Records for the task:

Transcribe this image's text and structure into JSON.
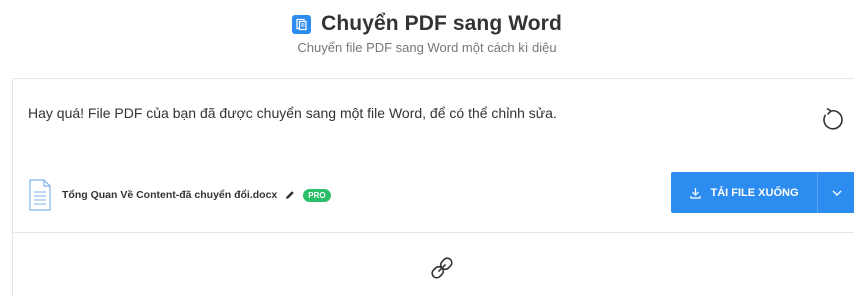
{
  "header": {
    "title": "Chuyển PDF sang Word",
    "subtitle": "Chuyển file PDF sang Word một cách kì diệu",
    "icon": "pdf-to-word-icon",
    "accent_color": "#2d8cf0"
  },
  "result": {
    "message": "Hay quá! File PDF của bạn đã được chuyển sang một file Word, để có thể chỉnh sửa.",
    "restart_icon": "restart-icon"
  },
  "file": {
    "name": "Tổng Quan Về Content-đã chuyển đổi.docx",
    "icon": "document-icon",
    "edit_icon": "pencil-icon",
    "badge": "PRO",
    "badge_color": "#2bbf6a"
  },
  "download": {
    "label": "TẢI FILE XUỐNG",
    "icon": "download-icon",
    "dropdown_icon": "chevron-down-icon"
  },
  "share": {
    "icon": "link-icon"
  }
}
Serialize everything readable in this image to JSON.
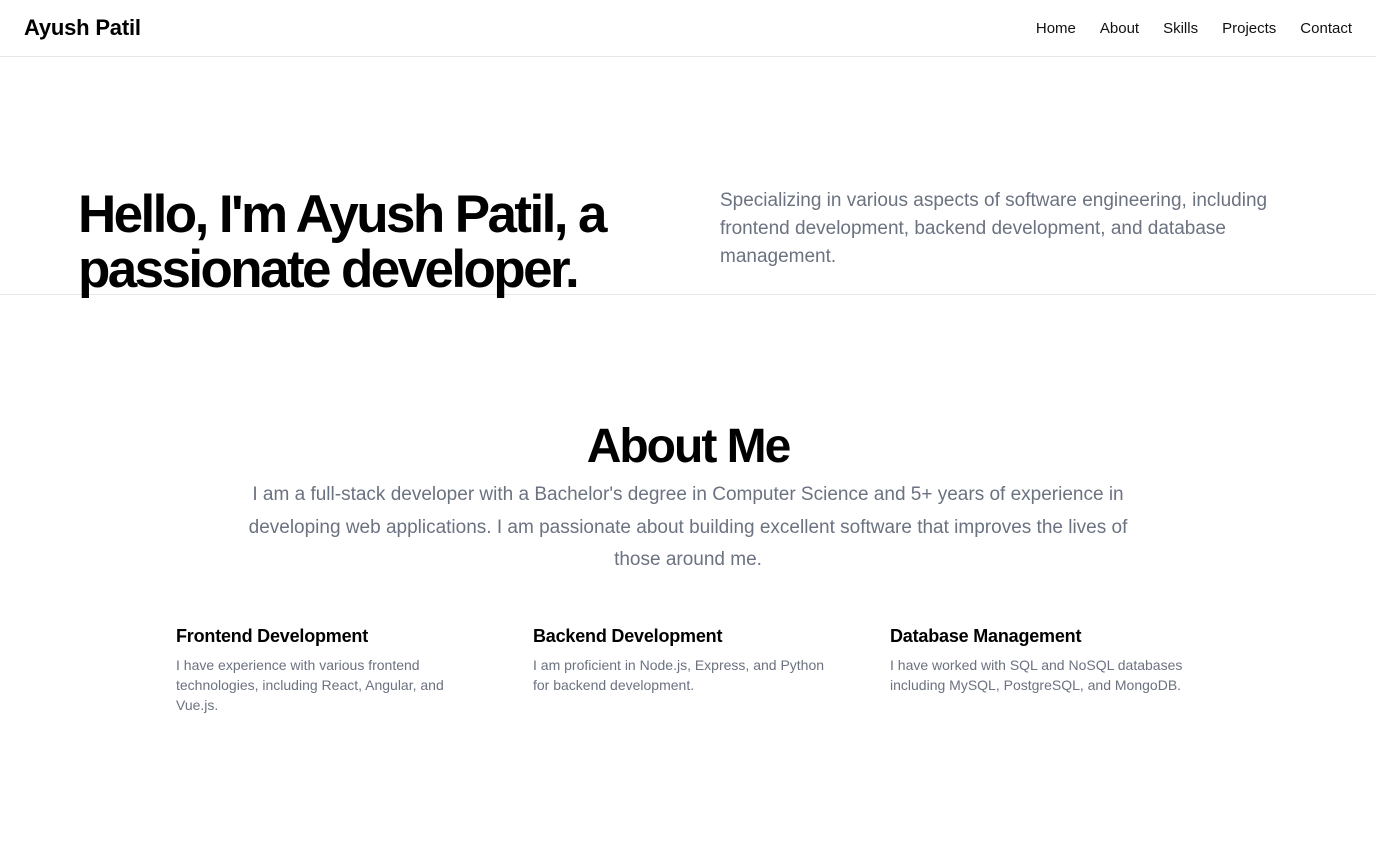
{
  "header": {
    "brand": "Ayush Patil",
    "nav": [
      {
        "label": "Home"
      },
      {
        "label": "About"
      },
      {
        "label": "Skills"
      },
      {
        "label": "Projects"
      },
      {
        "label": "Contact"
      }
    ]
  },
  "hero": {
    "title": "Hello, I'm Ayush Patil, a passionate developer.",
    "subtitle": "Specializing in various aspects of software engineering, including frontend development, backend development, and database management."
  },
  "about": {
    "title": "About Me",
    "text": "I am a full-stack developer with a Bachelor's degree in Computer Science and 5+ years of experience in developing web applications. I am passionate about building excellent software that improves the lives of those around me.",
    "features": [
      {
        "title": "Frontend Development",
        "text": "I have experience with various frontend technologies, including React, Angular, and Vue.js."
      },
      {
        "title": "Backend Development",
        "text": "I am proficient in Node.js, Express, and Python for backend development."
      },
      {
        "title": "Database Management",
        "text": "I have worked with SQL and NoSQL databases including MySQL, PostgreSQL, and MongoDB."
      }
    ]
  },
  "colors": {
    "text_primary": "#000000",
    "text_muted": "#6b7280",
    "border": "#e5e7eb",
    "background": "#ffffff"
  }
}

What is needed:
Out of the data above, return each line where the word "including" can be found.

Problem solution:
    "subtitle": "Specializing in various aspects of software engineering, including frontend development, backend development, and database management."
        "text": "I have experience with various frontend technologies, including React, Angular, and Vue.js."
        "text": "I have worked with SQL and NoSQL databases including MySQL, PostgreSQL, and MongoDB."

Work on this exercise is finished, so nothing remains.